- To do -
Return the records that follow unaltered. Omit every picture.
START Source data
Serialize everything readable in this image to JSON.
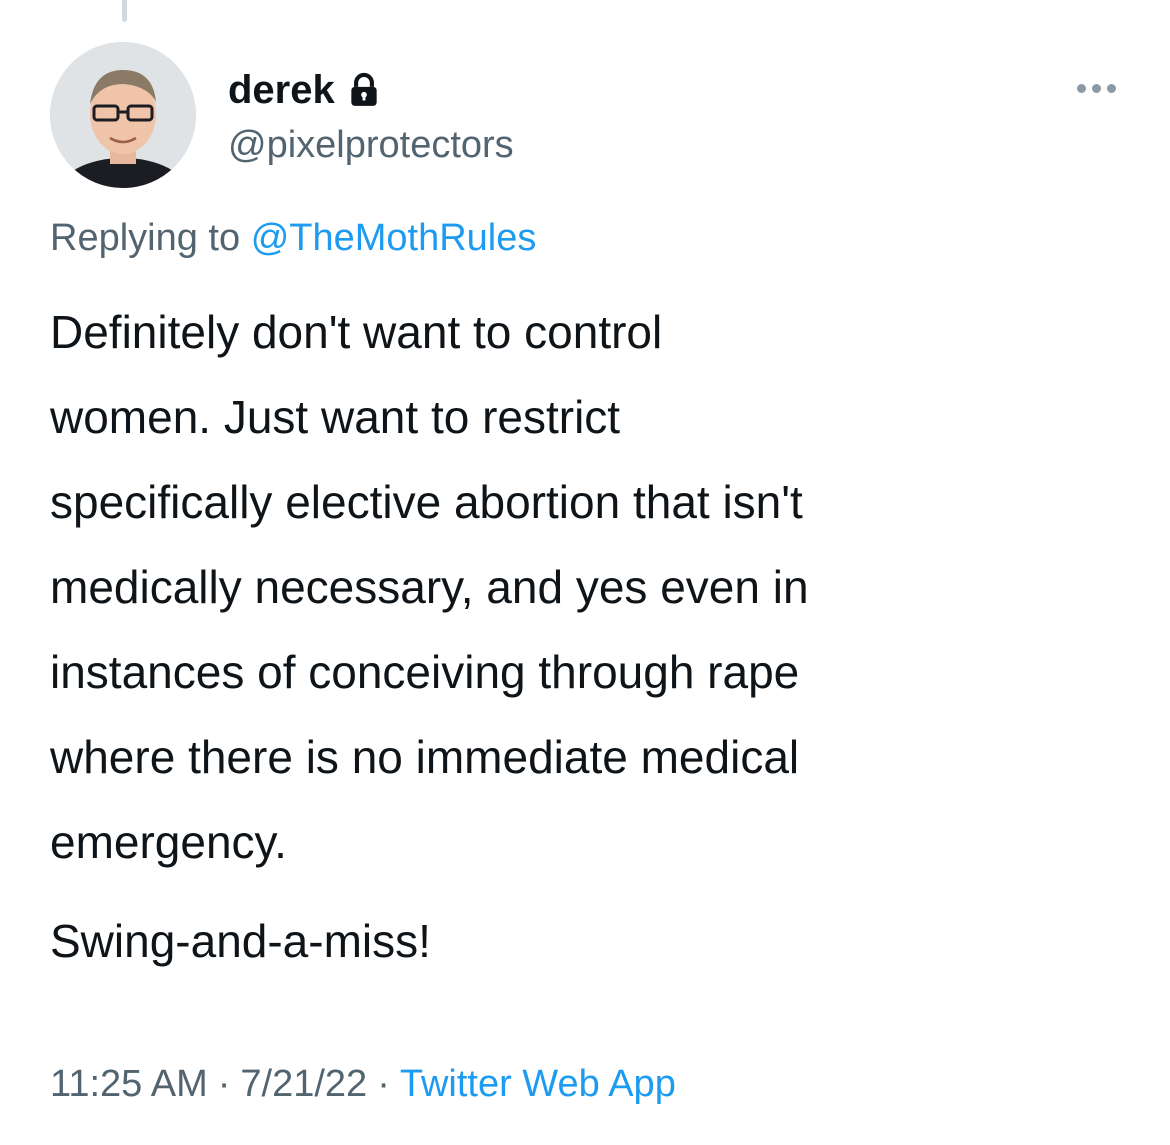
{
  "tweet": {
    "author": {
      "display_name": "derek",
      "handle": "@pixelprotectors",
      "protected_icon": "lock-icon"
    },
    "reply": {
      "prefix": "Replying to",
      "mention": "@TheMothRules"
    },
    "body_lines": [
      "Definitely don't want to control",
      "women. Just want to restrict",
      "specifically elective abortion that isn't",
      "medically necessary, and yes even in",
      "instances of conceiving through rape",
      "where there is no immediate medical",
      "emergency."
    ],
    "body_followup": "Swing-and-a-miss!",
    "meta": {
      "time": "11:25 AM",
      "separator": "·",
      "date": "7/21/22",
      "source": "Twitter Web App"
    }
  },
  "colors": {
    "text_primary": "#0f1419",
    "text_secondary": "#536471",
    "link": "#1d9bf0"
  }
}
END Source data
- Final answer -
Serialize everything readable in this image to JSON.
{
  "tweet": {
    "author": {
      "display_name": "derek",
      "handle": "@pixelprotectors",
      "protected_icon": "lock-icon"
    },
    "reply": {
      "prefix": "Replying to",
      "mention": "@TheMothRules"
    },
    "body_lines": [
      "Definitely don't want to control",
      "women. Just want to restrict",
      "specifically elective abortion that isn't",
      "medically necessary, and yes even in",
      "instances of conceiving through rape",
      "where there is no immediate medical",
      "emergency."
    ],
    "body_followup": "Swing-and-a-miss!",
    "meta": {
      "time": "11:25 AM",
      "separator": "·",
      "date": "7/21/22",
      "source": "Twitter Web App"
    }
  },
  "colors": {
    "text_primary": "#0f1419",
    "text_secondary": "#536471",
    "link": "#1d9bf0"
  }
}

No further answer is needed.